Racing post

In horse racing terms the favourite got off to a good start with the advantage of a lighter handicap (from MPs and journalistic pals, you understand) but soon began to flag badly, and it was just as well for him that the race was a sprint and not a steeplechase because the challenger was gaining on him fast by the home straight. I never believed the hype about a 60:40 lead. If the course had been a week longer, I believe the favourite would have lost.
But the ballots have been counted, and under the rules of the course the favourite won by a short nose.
Congratulations Nick, say I. The members have made their choice: you are the leader now. I’m following! This is the start of the real race.


Left Lib said...

I think it is a case of fingers crossed (from another Chris Huhne supporter).
As Chris Huhne did so well, I am sure he will scrutenise carefully what gets through.
The latest slogan I discovered at the manifesto conference yesterday was that the "Gentleman in the town hall does not know best either". As rhetoric goes, this looks rather suspicious to me - although I am open minded at the same time. I spoke to ALDC types and they were not concerned, they seemed to think it was a way of supporting what they are already doing. I am not so sure. Does this rhetoric imply that policies to do this are funnelled through local councils by democratic decisions, or will it be imposed on councils by central government?

Jo Hayes said...

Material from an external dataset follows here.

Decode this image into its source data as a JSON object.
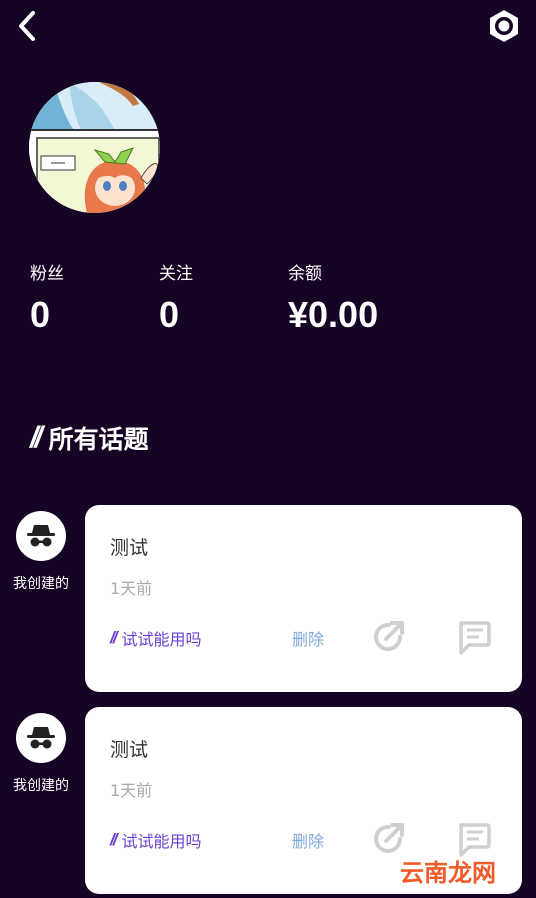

Not the latter - rather, I believe, the idea behind the rhetoric is the return of power to ordinary people via different routes from the town halls. E.g. decisionmaking about local NHS services can be devolved to boards elected specifically for that purpose so that powers are more widely distributed than now. I think the late and much missed Earl (Conrad) Russell would approve.